* [Your objective] Among the lines below, tally those holding the string "title" and give the total only.

* [Page and application data records]
....

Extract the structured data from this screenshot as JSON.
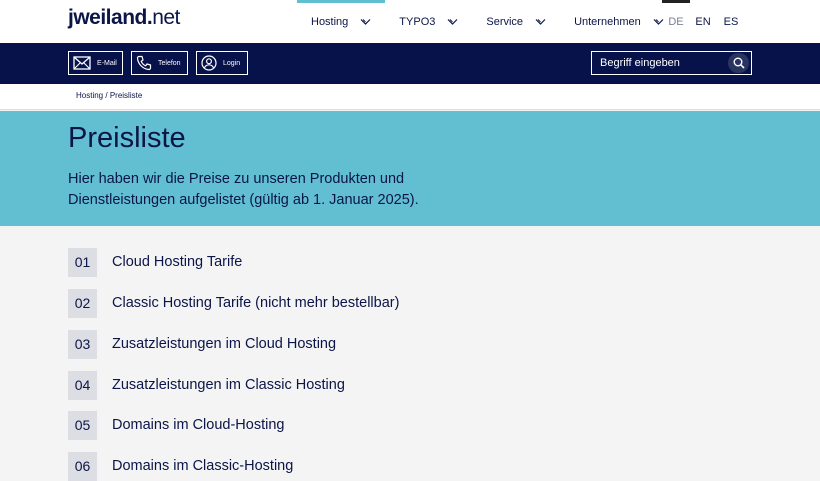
{
  "header": {
    "logo": {
      "brand": "jweiland",
      "dot": ".",
      "tld": "net"
    },
    "nav": [
      {
        "label": "Hosting",
        "active": true
      },
      {
        "label": "TYPO3",
        "active": false
      },
      {
        "label": "Service",
        "active": false
      },
      {
        "label": "Unternehmen",
        "active": false
      }
    ],
    "languages": [
      {
        "label": "DE",
        "active": true
      },
      {
        "label": "EN",
        "active": false
      },
      {
        "label": "ES",
        "active": false
      }
    ]
  },
  "toolbar": {
    "email_label": "E-Mail",
    "phone_label": "Telefon",
    "login_label": "Login",
    "search_placeholder": "Begriff eingeben"
  },
  "breadcrumb": {
    "items": [
      "Hosting",
      "Preisliste"
    ],
    "separator": "/"
  },
  "hero": {
    "title": "Preisliste",
    "intro": "Hier haben wir die Preise zu unseren Produkten und Dienstleistungen aufgelistet (gültig ab 1. Januar 2025)."
  },
  "sections": [
    {
      "number": "01",
      "title": "Cloud Hosting Tarife"
    },
    {
      "number": "02",
      "title": "Classic Hosting Tarife (nicht mehr bestellbar)"
    },
    {
      "number": "03",
      "title": "Zusatzleistungen im Cloud Hosting"
    },
    {
      "number": "04",
      "title": "Zusatzleistungen im Classic Hosting"
    },
    {
      "number": "05",
      "title": "Domains im Cloud-Hosting"
    },
    {
      "number": "06",
      "title": "Domains im Classic-Hosting"
    }
  ],
  "colors": {
    "navy": "#07124a",
    "accent": "#62bfd2",
    "text": "#0b1547"
  }
}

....

* [Answer space] 7